▶ Source material
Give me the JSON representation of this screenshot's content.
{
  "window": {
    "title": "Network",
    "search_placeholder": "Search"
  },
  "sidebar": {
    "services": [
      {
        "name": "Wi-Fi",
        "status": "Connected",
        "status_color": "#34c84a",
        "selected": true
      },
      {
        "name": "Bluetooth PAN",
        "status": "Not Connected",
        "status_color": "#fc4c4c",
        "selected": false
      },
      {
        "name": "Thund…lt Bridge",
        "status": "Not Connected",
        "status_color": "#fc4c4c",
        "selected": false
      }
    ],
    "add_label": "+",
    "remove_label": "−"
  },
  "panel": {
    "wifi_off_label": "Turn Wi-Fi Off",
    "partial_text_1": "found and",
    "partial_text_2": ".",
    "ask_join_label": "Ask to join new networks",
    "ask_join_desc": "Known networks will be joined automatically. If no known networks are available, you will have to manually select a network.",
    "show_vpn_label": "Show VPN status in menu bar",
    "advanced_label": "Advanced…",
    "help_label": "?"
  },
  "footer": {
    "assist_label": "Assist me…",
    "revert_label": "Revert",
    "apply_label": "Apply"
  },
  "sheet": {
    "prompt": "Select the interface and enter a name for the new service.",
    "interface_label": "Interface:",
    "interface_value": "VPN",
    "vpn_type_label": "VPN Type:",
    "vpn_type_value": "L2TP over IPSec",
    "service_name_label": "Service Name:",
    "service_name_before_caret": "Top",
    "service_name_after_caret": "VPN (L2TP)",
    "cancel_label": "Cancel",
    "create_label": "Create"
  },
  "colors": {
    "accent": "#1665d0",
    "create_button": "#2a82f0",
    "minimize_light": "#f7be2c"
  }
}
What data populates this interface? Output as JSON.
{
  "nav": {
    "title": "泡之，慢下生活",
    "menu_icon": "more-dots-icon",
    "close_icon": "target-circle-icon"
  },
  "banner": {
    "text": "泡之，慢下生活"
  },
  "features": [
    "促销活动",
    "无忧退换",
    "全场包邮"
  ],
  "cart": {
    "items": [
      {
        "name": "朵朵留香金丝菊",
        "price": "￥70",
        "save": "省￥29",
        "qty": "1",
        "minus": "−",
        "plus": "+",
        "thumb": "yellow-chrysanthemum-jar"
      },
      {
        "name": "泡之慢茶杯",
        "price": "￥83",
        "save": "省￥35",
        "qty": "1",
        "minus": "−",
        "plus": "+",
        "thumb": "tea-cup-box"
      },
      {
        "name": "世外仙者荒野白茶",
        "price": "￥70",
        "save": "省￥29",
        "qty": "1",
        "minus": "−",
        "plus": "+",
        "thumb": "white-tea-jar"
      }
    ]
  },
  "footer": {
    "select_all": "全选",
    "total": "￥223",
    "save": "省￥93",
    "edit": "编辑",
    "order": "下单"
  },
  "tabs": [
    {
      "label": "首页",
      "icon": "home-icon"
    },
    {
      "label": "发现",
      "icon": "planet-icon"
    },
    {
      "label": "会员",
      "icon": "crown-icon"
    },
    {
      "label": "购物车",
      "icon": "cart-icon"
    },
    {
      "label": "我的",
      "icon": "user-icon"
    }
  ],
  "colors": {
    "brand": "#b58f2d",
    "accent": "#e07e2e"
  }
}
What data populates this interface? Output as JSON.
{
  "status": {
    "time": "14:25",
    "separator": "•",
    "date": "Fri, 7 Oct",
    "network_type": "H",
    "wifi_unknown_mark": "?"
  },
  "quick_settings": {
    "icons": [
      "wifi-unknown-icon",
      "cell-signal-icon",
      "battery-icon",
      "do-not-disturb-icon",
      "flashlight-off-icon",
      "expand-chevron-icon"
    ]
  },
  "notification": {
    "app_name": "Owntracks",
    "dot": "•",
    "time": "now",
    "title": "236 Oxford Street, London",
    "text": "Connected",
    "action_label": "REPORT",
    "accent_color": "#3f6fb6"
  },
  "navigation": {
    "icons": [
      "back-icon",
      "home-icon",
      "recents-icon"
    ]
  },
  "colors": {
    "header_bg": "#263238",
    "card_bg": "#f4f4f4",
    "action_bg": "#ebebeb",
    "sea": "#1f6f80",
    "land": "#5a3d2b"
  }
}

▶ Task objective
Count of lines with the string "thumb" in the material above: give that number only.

▶ Task answer
3